Cons: Accepted on a select few networks & exchanges, these highly regulated tokens are difficult to trade and even harder to cash out.
Closed Blockchains aka databases (Blue)
At and below this level, systems are built using the typical Oracle or PostgreSQL data structure. Closed-off from external use, it is questionable why these databases are called “blockchains”.
7th level: Experimental Distributed Database
Characteristics: Often used for internal corporate purposes, these experimental, distributed databases dabble in cryptography and notions gleaned from public blockchains.
Example: Leaders of the “blockchain, not Bicoin” trend, Digital Assets and R3 Corda now prefer the word “DLT” (“Distributed Ledger Technology”) over “blockchain”. Aiming to modernize legacy processes, they tailor ledger solutions to systems overdue for an upgrade.

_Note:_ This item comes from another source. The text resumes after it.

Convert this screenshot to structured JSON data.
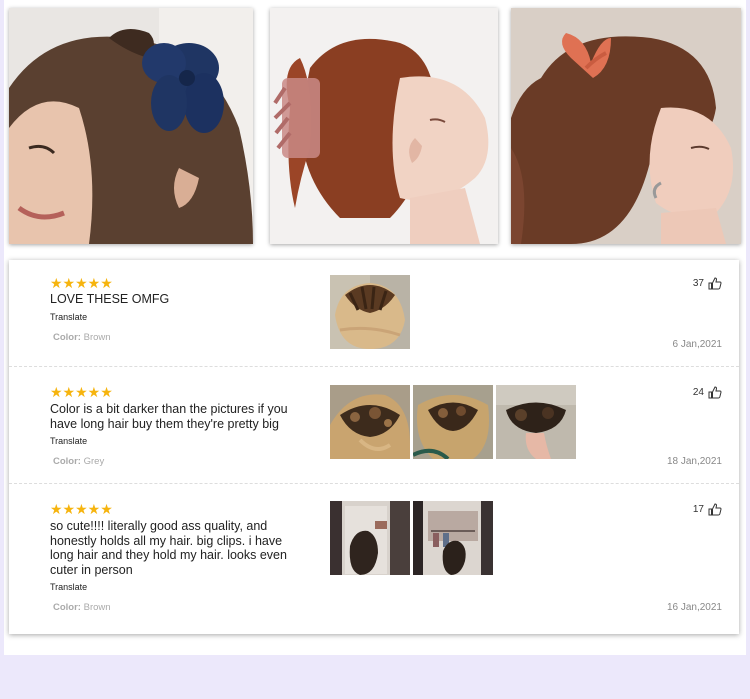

Pros: Distributed ledgers are configured to facilitate self-auditing, compliance requirements and model reconciliation.
Cons: With very few use cases outside of their own corporation, these untried, experimental databases often encounter issues.
8th level: Corporate Databases
Characteristics: Fintech companies today are tapping into blockchain tech in so far as they are using a distributed database among themselves.
Examples: The most famous examples, Visa, MasterCard and PayPal had to build their networks on top of banks’.
Pros: Thanks to extremely fast and consistent service, these companies offer a sense of familiarity.
Cons: Often region-locked, fintech startups exhibit the same limitations in practices and curbed expansion than the banking network they are built upon.
9th level: National Database
Characteristics: Databases similar to the 8th level, albeit on a nation-wide scale.
Example: Central banks and government have databases.
Pros: Centralized services can offer stability in times of economic turmoil.
Cons: In charge of implementing its economic policy, central banks are completely aligned with their government. Best case scenario, central banks become too-big-to-fail entities. Worse case scenario, they follow doubtful directions.
There you have it, folks! Slews of blockchain have tried — and failed — to emulate Bitcoin’s beginnings. Over and over, alternative blockchains turn into money pits, sunk costs racking up to keep the chain alive.
Private chains, just like the private intranets of the early 2000s, are likely to fade out in favor of global, public counterparts. While small transactions will likely be carried out via banking networks for the foreseeable future, maybe a few chains — Ethereum? — could reach escape velocity from central planning.
A true blockchain is an autonomous one. Once born, it requires minimum human input to keep the blocks flowing. Our 9 Shades of Blockchains show that while a ton of tech falls under the designation today, there is only one true blockchain. However advanced, other blockchains are merely attempts to replicate the singularity of the original blockchain.
Try after try, it is dawning that recreating the Bitcoin blockchain is like trying to recreate the big bang. It only happens once.